Ancient Egypt. Objects of Antiquity, forming part of the extensive and rich collection from Ancient Egypt, brought to England by, & now in the possession of, J. Sams.
SAMS Joseph (1839.)
Sole edition. Lithograph title-page & 33 lithograph mainly hand-coloured plates. Small folio. Contemporary half calf over marbled boards, rebacked, spine gilt, black morocco label to upper board. London, Executed for, & under the immediate Inspection of the Proprietor,
After a successful early career as a Darlington bookseller, Joseph Sams (1784 - 1860) set out in search of antiquities. Travelling to Egypt and Palestine from 1826 to 1828, he amassed a valuable collection of Egyptian papyri, mummies and sarcophagi. A devout Quaker, he is purported to have visited every identifiable location mentioned in the New Testament.
This profitable expedition enabled him to set up upon his return as a dealer of antiquities as well as books and manuscripts, and extend his business to include a London premises, at 56 Great Queen Street, Lincoln's Inn. This clearly paid off, as in 1834 the British Museum received a parliamentary grant to purchase many of the items in his collection for £2,500.
The remains of the collection were exhibited in London, having been augmented with acquisitions made from the collections of Henry Salt, and Charles Bogaert. In 1839 the following fine catalogue of hand coloured lithographic plates was issued to advertise the sale. The British Museum turned down this second collection, but instead it was purchased by Joseph Mayer, who exhibited it along with his other antiquities at Great Colquitt Street, Liverpool. In 1867, Mayer presented his formidable collection to the Liverpool Museum, at which time it was valued at £80,000. Devastatingly, many of these items were destroyed by enemy action in 1941. This publications provides the only record for some of these lost antiquities.
Alongside the 33 titled lithographic plates, there is a letterpress advertisement pasted to the verso of the front flyleaf, stating that the plates were issued over a considerable period of time, accounting for the repetitious titles stating the location of the artefacts. It also states that "The extreme antiquity of these objects renders them of peculiar interest. Many of them go back, undoubtedly, to the time of Moses and the Israelites, and even considerably anterior to that period."
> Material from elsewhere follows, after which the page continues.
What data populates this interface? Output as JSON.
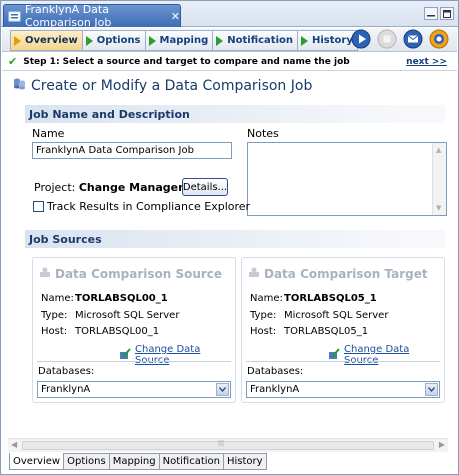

Rare: 8 copies only on OCLC, no copy at BL. Lawson & Uphill, Who's Who in Egyptology. London, 1995.
Stock Code: 227441